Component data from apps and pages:
----------------

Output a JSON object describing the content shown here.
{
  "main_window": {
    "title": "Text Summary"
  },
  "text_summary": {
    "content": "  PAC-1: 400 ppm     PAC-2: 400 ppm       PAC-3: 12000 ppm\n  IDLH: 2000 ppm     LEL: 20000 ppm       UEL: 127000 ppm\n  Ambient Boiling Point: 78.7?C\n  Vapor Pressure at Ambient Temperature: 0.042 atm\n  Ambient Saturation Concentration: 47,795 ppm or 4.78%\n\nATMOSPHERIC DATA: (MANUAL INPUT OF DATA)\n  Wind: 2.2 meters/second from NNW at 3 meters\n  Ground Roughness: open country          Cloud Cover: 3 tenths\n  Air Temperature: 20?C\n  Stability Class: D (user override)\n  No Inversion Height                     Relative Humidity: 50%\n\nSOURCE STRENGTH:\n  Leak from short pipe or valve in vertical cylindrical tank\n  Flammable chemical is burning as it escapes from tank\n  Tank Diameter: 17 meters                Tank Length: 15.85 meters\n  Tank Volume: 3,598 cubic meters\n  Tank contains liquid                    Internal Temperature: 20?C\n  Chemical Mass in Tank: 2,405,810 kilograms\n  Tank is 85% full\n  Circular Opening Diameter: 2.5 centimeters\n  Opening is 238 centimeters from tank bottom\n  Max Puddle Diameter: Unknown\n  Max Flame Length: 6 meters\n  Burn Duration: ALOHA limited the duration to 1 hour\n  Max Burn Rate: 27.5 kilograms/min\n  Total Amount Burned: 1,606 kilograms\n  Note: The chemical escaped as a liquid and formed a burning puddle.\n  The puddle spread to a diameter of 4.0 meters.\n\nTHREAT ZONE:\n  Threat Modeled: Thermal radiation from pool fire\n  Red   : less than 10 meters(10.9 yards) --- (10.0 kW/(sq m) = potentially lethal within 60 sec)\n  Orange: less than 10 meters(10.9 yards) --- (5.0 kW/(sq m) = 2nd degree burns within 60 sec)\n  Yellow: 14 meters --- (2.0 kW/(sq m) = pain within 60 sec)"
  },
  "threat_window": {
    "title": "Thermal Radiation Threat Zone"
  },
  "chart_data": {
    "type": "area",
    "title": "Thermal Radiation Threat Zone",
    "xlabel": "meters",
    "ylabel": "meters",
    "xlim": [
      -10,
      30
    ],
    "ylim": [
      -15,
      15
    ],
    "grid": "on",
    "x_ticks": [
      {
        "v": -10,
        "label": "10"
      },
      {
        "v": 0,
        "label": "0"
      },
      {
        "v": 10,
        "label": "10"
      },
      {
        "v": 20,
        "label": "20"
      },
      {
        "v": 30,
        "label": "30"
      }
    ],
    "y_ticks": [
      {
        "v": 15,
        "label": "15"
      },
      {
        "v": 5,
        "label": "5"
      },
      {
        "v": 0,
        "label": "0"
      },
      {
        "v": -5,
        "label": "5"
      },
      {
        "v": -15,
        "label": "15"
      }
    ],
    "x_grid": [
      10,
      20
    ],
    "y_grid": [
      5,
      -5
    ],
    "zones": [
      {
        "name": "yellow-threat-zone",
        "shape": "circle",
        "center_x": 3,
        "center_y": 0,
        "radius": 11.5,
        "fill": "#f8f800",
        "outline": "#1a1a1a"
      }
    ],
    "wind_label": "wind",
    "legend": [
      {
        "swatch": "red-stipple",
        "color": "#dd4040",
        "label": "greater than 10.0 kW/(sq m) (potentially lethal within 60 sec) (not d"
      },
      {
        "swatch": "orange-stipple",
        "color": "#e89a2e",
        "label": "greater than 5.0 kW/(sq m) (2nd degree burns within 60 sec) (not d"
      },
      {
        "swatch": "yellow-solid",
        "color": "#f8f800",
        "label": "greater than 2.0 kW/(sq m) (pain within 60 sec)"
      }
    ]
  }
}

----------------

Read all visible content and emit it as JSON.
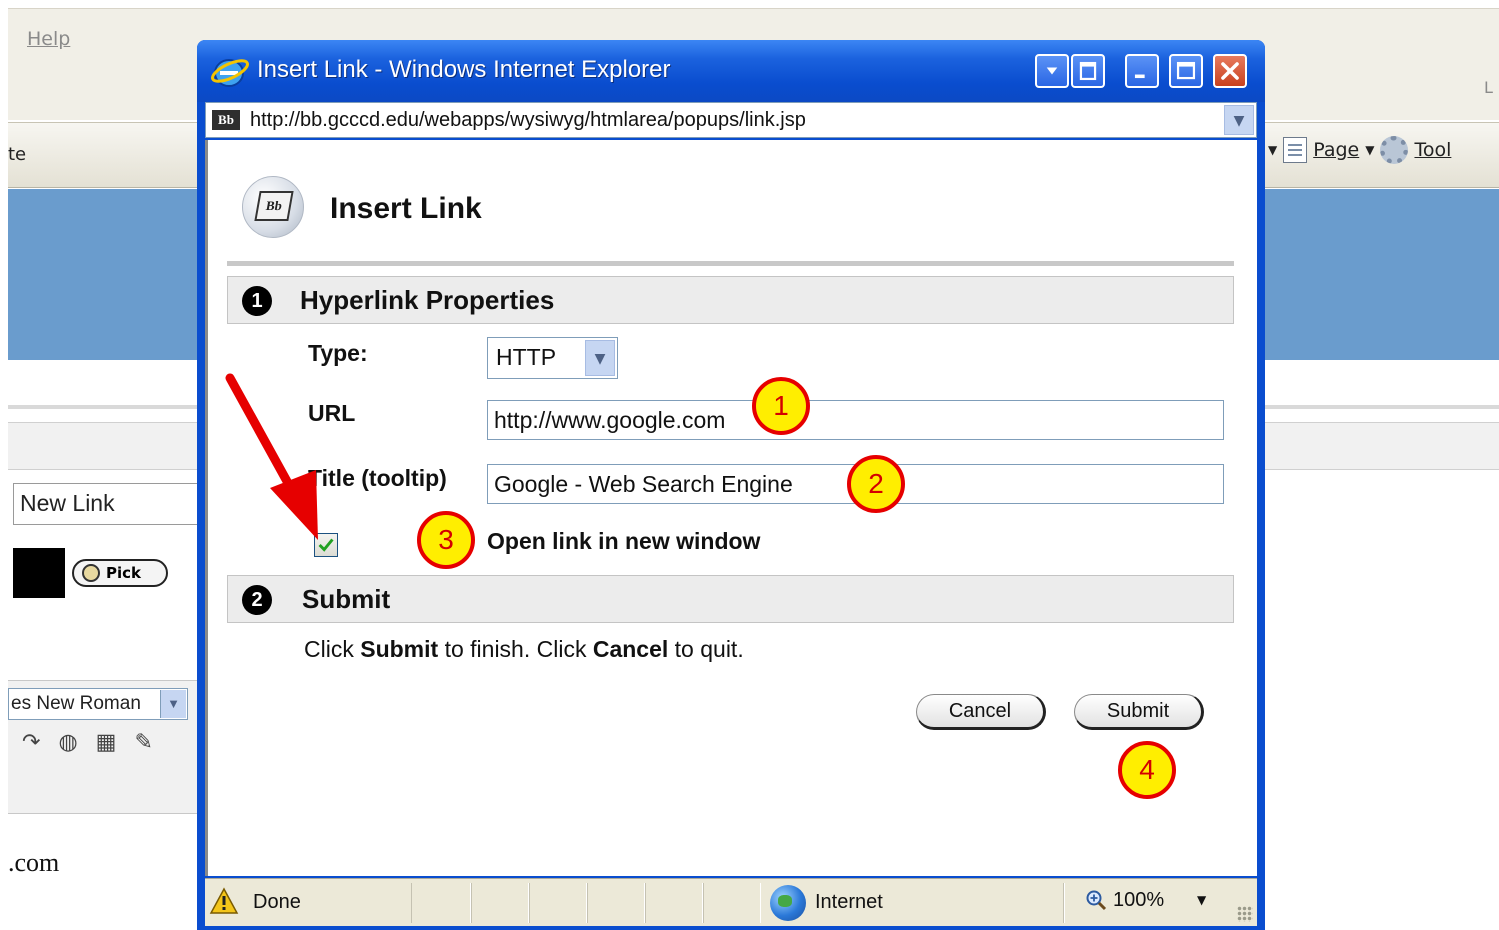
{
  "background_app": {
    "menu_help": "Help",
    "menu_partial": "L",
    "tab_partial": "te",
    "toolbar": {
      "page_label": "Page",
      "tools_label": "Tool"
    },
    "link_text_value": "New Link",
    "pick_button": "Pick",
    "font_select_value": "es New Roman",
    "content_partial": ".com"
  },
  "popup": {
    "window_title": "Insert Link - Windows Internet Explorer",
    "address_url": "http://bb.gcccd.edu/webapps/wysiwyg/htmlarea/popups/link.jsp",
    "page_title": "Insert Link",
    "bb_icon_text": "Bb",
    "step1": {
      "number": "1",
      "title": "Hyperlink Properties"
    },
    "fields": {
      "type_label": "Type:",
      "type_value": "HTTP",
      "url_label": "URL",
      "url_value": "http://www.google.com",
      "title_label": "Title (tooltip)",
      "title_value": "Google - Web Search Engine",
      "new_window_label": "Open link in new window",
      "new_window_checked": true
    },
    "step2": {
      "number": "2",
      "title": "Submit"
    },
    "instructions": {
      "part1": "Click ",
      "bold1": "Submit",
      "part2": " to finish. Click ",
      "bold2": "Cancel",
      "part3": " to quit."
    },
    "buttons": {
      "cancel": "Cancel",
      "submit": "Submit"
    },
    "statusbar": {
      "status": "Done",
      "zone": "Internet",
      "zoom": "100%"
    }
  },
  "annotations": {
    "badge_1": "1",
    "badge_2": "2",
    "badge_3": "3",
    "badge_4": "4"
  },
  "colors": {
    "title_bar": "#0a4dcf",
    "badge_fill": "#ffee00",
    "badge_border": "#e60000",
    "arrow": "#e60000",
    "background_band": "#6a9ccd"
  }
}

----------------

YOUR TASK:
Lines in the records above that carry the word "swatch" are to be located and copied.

REPLY:
        "swatch": "red-stipple",
        "swatch": "orange-stipple",
        "swatch": "yellow-solid",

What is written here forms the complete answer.